1988, Star Partners II Ltd./Sunny Pictures/Pacific Summit Productions
Leo Fong (story and screenplay)
Matthew Harvey (screenplay)
Gavin Harvey (screenplay)
Leo Fong (Joe Wong)
Richard Norton (Malcolm Boyd)
Stan Wertlieb (Aldo MacDonald)
Stack Pierce (Solomon)
Chuck Jeffreys (Bones)
Kim Paige (Vanna MacDonald)
Patty Georgeson (Taylor)
Joe Lynum (Keystone)
After his adventure in the 1986 B-movie Low Blow, Leo Fong brings back his private investigator Joe Wong in this sequel that puts our hero in the middle of a drug war.
Joe Wong, a freelancing private investigator, is one of the best in the business. Witnessing a local diner being robbed, he goes ahead and takes the law in his own hands by gunning down the robbers. Most of the police respect Wong due to his reputation. However, one day, a mysterious woman named Vanna arrives to hire Joe for a job and that is to find her missing husband. Joe learns that the missing husband is no ordinary businessman.
The missing husband is Aldo MacDonald, who has been getting involved in the world of drug smuggling. As a matter of fact, he has entered the territory of Malcolm Boyd, a highly respected drug lord and martial arts expert who spends time having parties for the elite and holding cage matches in his own living room. To find MacDonald, Joe and Vanna must infiltrate Boyd. However, things are about to come ahead when a series of double and triple crosses threaten not only the businesses of both rival drug lords, but that of Joe and Vanna as well.
Leo Fong is not only one of the most respected martial artists in the world, but is also a highly respected filmmaker in the B-movie circuit. In 1986, Fong created the character of Joe Wong, a private investigator hired to stop a deadly cult to rescue a kidnapped victim.

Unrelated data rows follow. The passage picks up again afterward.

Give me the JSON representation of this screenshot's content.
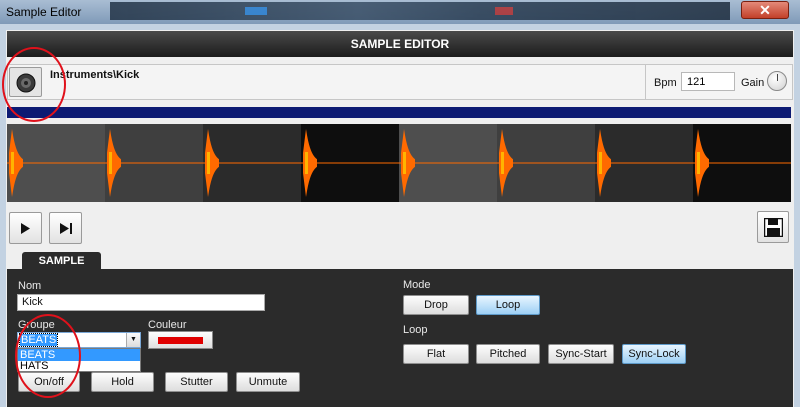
{
  "window": {
    "title": "Sample Editor",
    "close_label": "✕"
  },
  "header": {
    "title": "SAMPLE EDITOR"
  },
  "instrument": {
    "path": "Instruments\\Kick",
    "bpm_label": "Bpm",
    "bpm_value": "121",
    "gain_label": "Gain"
  },
  "icons": {
    "instrument": "drum-icon",
    "play": "play-icon",
    "next": "skip-next-icon",
    "save": "save-icon",
    "gain": "knob-icon"
  },
  "colors": {
    "waveform": "#ff6a00",
    "position_bar": "#0c1a73",
    "sample_color": "#e00000",
    "active_button": "#9ed0f5"
  },
  "waveform": {
    "beat_count": 8
  },
  "tabs": {
    "sample": "SAMPLE"
  },
  "sample": {
    "name_label": "Nom",
    "name_value": "Kick",
    "group_label": "Groupe",
    "group_value": "BEATS",
    "group_options": [
      "BEATS",
      "HATS"
    ],
    "color_label": "Couleur",
    "buttons": {
      "onoff": "On/off",
      "hold": "Hold",
      "stutter": "Stutter",
      "unmute": "Unmute"
    }
  },
  "mode": {
    "label": "Mode",
    "options": [
      "Drop",
      "Loop"
    ],
    "selected": "Loop"
  },
  "loop": {
    "label": "Loop",
    "options": [
      "Flat",
      "Pitched",
      "Sync-Start",
      "Sync-Lock"
    ],
    "selected": "Sync-Lock"
  }
}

The film showcased Fong’s trademark fighting skills as well as his knack for filmmaking. Who would have thought Fong would decide to reprise the character in a sequel? Thankfully, you don’t have to see the first film as this is more of a standalone film that just brings back the character with no reference to the 1986 film.
Richard Norton once again showcases his talents as a villain, in this case the elitist drug lord Malcolm Boyd, who when not doing business, spends his time training in kickboxing and holds parties complete with a cage in his living room where fighters do what they do best. For some reason, after seeing this film and the recently reviewed Hawkeye, it is clear that German-born Stan Wertlieb has fun playing scumbags in this case, the so-called “missing husband” who is actually Norton’s rival in the drug business. Today, he is a successful film producer of straight to DVD action films. The film also makes good use of Stack Pierce and Chuck Jeffreys as a father and son duo who serve as Norton’s bodyguards. Jeffreys gets to show a little bit of his martial arts skills but once again shows why he could pass as Eddie Murphy’s brother with his brash smart-alecky humor when needed.
The one annoying factor of the film is former Playmate Kim Paige, who plays Vanna, the woman who hires Joe to find her husband. She comes off as brash and just downright annoying. Perhaps it is how her character is written but she comes off as a brat who thinks she can use her body to get men to do her bidding but for the most part fails. Her attempts to seduce Joe as “payment” for the job is met with total resistance but she also brings a taste of femme fatale to the mix as well in a harrowing twist to the story.
Speaking of the story, the film’s script does have a scene that could be deemed unnecessary and would have made more sense had the actual villain did this specific deed. In one scene, Joe’s daughter is killed by an out of nowhere character named “Indian Roscoe”, who apparently Joe had stopped before (and is not in Low Blow), causing Joe to find him at a bar and get his revenge by pummeling him. This happens halfway through the film perhaps as filler but it would make more sense had perhaps Norton, Pierce, or Jeffreys’ characters had done the murder. To bring this out of left field puts this as unnecessary.
Blood Street is definitely a standalone sequel to the 1986 film Low Blow and for the most part, is what you would expect from the mind of Leo Fong. However, the filler scene truly is deemed unnecessary and Kim Paige’s Vanna is quite an annoyance and doesn’t help the film much. However, it does have some moments and is truly meant for fans of this brand of action film.
WFG RATING: C-